You will now be expected to be a contributing member of your family and of your community. Make choices that will enable you to fulfill that expectation. Stop and look around you. This room is filled with people who love you. This event is staged by a community that has spent millions of dollars on you collectively to give you the best start in life it could muster. For eighteen years, you have held out your hand and someone has been there to help. The next time you hold out your hand, do it with the intent of helping someone else. It doesn't matter what you do: volunteer at the boys club; coach a little league team; serve on a municipal board; take an active role in your church.
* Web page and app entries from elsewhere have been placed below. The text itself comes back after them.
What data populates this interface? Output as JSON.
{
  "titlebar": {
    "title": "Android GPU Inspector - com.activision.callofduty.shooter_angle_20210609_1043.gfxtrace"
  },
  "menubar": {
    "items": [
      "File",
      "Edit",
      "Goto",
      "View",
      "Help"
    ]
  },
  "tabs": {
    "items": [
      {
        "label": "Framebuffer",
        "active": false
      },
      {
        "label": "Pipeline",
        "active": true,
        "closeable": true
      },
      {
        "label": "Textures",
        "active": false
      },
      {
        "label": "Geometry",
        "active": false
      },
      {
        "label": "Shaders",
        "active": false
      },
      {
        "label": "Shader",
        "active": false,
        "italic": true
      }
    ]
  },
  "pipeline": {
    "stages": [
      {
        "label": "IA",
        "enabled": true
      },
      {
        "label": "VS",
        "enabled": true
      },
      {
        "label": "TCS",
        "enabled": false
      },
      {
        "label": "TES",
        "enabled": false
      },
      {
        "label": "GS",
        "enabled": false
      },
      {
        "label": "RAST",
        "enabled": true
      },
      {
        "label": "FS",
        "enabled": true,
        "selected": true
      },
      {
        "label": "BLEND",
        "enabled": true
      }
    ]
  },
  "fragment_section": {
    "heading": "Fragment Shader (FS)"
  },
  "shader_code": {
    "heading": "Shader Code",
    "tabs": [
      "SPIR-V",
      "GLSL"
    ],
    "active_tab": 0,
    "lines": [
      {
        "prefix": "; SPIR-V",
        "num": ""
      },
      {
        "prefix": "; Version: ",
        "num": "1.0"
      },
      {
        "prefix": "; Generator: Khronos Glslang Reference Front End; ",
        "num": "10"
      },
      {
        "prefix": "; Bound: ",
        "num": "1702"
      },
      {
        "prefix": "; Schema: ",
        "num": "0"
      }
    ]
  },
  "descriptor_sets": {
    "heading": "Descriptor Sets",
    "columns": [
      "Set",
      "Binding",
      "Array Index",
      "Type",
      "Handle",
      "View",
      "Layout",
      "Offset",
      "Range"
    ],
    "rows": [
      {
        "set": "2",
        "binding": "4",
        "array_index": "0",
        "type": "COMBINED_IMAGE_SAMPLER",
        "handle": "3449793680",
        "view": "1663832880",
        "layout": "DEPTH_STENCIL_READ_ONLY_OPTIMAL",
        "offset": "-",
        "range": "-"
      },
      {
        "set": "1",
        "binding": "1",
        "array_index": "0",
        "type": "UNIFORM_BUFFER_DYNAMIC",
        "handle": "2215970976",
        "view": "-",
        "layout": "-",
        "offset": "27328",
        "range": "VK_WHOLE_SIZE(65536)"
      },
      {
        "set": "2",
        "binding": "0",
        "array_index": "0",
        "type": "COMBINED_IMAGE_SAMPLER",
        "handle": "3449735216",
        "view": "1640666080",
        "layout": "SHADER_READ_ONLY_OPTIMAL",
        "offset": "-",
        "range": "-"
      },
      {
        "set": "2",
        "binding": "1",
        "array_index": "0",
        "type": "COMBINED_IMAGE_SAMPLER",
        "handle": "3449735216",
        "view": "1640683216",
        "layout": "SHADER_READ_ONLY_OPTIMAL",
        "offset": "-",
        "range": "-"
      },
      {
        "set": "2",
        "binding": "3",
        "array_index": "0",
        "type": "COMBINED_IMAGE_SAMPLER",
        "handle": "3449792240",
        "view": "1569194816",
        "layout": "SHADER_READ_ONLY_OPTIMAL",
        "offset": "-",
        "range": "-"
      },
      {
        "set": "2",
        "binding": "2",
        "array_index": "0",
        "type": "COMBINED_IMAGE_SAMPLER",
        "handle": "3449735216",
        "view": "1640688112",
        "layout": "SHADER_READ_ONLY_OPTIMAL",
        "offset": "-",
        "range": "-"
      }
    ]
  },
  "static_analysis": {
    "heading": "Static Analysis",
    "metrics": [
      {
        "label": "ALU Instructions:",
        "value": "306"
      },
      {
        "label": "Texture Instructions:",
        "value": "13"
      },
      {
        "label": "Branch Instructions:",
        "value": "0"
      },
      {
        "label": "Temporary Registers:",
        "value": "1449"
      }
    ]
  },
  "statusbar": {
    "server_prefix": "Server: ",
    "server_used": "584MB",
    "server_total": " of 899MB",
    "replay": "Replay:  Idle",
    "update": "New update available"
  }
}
Before you go off to college, volunteer at a local soup kitchen; there's a real eye-opener. And do it not for what you will get out of it, but for what you will give to it. Visit your grandmother, all by yourself, because she loves you. Until now, all of these things have been directed by the adults in your life. As of today, you are the adult in your life. It's time for you to pick up that burden.
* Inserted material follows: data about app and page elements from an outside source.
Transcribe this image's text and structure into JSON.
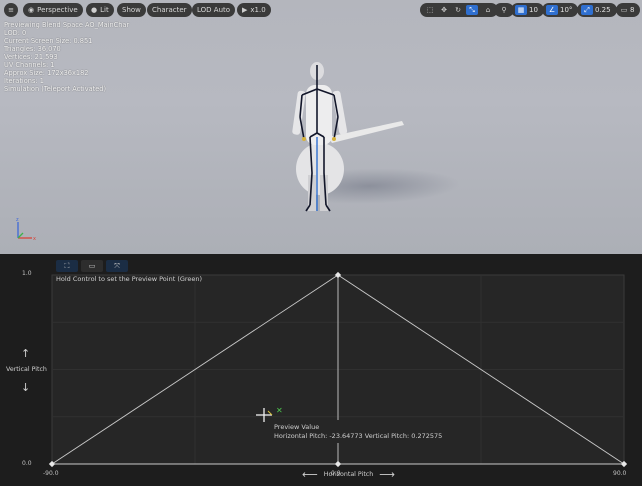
{
  "toolbar": {
    "menu_icon": "hamburger-icon",
    "perspective_label": "Perspective",
    "lit_label": "Lit",
    "show_label": "Show",
    "character_label": "Character",
    "lod_label": "LOD Auto",
    "play_speed": "x1.0",
    "grid_snap_value": "10",
    "rotation_snap_value": "10°",
    "scale_snap_value": "0.25",
    "camera_speed_value": "8"
  },
  "stats": {
    "line1": "Previewing Blend Space AO_MainChar",
    "line2": "LOD: 0",
    "line3": "Current Screen Size: 0.851",
    "line4": "Triangles: 36,070",
    "line5": "Vertices: 21,593",
    "line6": "UV Channels: 1",
    "line7": "Approx Size: 172x36x182",
    "line8": "Iterations: 1",
    "line9": "Simulation (Teleport Activated)"
  },
  "editor": {
    "hint": "Hold Control to set the Preview Point (Green)",
    "vertical_axis_label": "Vertical Pitch",
    "horizontal_axis_label": "Horizontal Pitch",
    "y_ticks": [
      "1.0",
      "0.0"
    ],
    "x_ticks": [
      "-90.0",
      "0.0",
      "90.0"
    ],
    "tooltip_title": "Preview Value",
    "tooltip_value": "Horizontal Pitch: -23.64773  Vertical Pitch: 0.272575"
  },
  "chart_data": {
    "type": "scatter",
    "title": "",
    "xlabel": "Horizontal Pitch",
    "ylabel": "Vertical Pitch",
    "xlim": [
      -90,
      90
    ],
    "ylim": [
      0,
      1
    ],
    "grid": true,
    "sample_points": [
      {
        "x": -90,
        "y": 0
      },
      {
        "x": 0,
        "y": 0
      },
      {
        "x": 90,
        "y": 0
      },
      {
        "x": 0,
        "y": 1
      }
    ],
    "triangulation": [
      [
        0,
        1,
        3
      ],
      [
        1,
        2,
        3
      ]
    ],
    "preview_point": {
      "x": -23.64773,
      "y": 0.272575
    }
  }
}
So far, I have laid a pretty heavy trip on you. And I need to make it a little heavier. ( we could still go back to the problems.) I need to talk to you about substance abuse. No, don't turn off yet. This is not the usual talk. Right now, at your age, everything you want to try seems to be contraband and life is a game of pushing the limit. But soon, life is going to pull a nasty trick on you. Before you know it, you're going to be twenty one and everything or nearly everything that was once forbidden will now be legal. You will be able to buy all that you want, all that you'll need, all that you can afford. Someone will sell it to you even if you can't afford it. What is illegal today will soon be socially acceptable, even socially expected when you're twenty one.. Your ability t o make wise choices will be sorely tested here. Everything I have mentioned so far--a good job, a loving relationship with spouse and children, respected standing in the community--all can be lost by making the wrong choices with mind-altering substances. Substance abuse is not limited to skid-row losers. Some smart people I know have ruined or nearly ruined their health and everything dear to them by letting alcohol control their lives. Sadly, many of you had a front-row seat to watch what should have been a sweet young family fall apart because someone you love made poor choices. You're the adult now. Make wise choices that have a better chance at success.

This graduation season is a very bittersweet time in your life. Ahead lie freedom and independence and self-direction. But to gain those things you have to give up all of the protection that goes with youth. You are better skilled than ever before in your life, but the challenges ahead are greater than ever. The rewards for success are richer; the penalties for failure are more severe. Tonight you are celebrating your success surrounded by all of the friends and family you hold dear. Sadly, this is the last time you will all be together. You are about to go out and conquer the world, but you will have to do it in new settings with new friends.
Is this scary? yes, it is. Can you do all of this? Yes, you can, if you make wise choices.

You asked a teacher to speak here tonight, you get a homework assignment. Your assignment is this: choose a profession you like, marry the right person forever, bear children you can raise, give back to your community and do it all with sobriety. This assignment is not graded AY or BEE. It's graded pass/fail, and failure is not an acceptable option.
I need to bring this talk to a close. You're here to get a diploma and I have more than used up my allotted time. One of the great delights in my life is running into former students, sometimes on the street or in a store, often as they deal with their own children and proving that there is justice in this world. If our paths cross again, please stop and say hello. And tell me how your homework assignment is going. If your life's path takes you far from Waterville, so be it. But remember that as you leave, the tug at your back is a tie to this city; follow it home whenever you need counsel or support.

Enough of this. You have choices to make.
Good night. Good luck. May God bless you all